Early blight can leave your plants completely bare of foliage, and if you’re not prepared to treat it, this problem can quickly spiral out of control.
Early blight is caused by a fungus that can overwinter in the soil, so if you’ve had plants with this problem before, you should avoid planting in that area.
Early blight will first appear on the oldest lower leaves.
You’ll see brown spots that look like targets, and the leaves will be yellow around them.
Eventually, the whole leaf will turn brown, die and fall off. To help prevent early blight from devastating your plants, try rotating crops — moving them to a different area of the garden with fresh soil.
However, if your plant is already infected with early blight, you can treat it using an organic fungicide.

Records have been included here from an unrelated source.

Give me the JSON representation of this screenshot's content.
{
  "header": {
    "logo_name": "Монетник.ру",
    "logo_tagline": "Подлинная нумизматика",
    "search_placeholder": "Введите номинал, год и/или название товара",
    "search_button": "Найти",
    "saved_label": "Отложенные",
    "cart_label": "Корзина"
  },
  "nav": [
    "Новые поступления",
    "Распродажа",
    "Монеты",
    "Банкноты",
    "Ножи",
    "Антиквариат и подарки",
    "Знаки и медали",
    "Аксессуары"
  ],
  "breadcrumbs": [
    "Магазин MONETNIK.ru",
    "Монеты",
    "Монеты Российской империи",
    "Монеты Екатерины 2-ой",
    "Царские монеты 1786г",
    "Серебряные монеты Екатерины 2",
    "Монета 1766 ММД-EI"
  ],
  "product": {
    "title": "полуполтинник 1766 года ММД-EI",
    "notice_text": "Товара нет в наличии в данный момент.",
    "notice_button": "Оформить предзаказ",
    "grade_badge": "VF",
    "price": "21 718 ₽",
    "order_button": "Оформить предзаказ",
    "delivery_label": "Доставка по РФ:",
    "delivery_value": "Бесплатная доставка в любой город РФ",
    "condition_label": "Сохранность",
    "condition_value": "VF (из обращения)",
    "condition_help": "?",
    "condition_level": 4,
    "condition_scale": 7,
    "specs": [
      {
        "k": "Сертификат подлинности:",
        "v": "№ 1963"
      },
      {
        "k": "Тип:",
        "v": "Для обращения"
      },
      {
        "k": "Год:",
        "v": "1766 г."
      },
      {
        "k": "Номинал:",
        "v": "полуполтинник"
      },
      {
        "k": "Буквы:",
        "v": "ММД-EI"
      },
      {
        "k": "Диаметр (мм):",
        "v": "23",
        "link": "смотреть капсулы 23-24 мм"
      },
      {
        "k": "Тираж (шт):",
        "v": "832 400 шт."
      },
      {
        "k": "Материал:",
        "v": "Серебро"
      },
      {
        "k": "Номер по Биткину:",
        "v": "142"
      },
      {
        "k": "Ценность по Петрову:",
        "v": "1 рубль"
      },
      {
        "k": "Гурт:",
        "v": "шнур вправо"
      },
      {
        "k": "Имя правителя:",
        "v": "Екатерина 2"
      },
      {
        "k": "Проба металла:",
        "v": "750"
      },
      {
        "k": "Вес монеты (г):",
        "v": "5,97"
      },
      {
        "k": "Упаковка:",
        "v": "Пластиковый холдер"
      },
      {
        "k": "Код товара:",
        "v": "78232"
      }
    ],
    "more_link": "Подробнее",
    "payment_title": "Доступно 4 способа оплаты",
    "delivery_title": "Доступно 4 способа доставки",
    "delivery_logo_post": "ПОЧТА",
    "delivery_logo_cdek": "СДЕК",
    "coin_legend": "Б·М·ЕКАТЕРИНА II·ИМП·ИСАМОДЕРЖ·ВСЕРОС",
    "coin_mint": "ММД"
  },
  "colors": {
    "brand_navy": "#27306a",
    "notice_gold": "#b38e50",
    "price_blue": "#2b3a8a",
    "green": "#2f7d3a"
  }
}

Feeding your plants is important, but feeding them too much can be just as detrimental as not feeding them at all.
If used too frequently, fertilizer can build up in the soil and cause problems. Fertilizer provides plants with nitrogen, which is great. However, excessive nitrogen can cause your plants to put more energy into growing leaves than growing tomatoes.
To combat this issue of over-fertilization, look for fertilizers specifically designed for tomatoes, or opt for a shovel full of natural compost.
- Not Watering Properly
Inconsistent watering can lead to multiple problems for your plants, including blossom end rot.
To water your plants correctly, consider:
❖ Provide your plants with a consistent watering schedule. Ensure they are able to dry out a little bit so they are not drowning, but be sure they don’t dry out all the way.
❖ Watering early before the sun is in full force. Damp leaves can get leaf burn or other issues from lingering water.
While these tips won’t solve every problem you could encounter in your garden, they’re definitely a great place to start when working toward healthy plants.
A good garden takes a mix of time, effort, and preventative measures — it’s not as simple as planting a seed and watching it grow.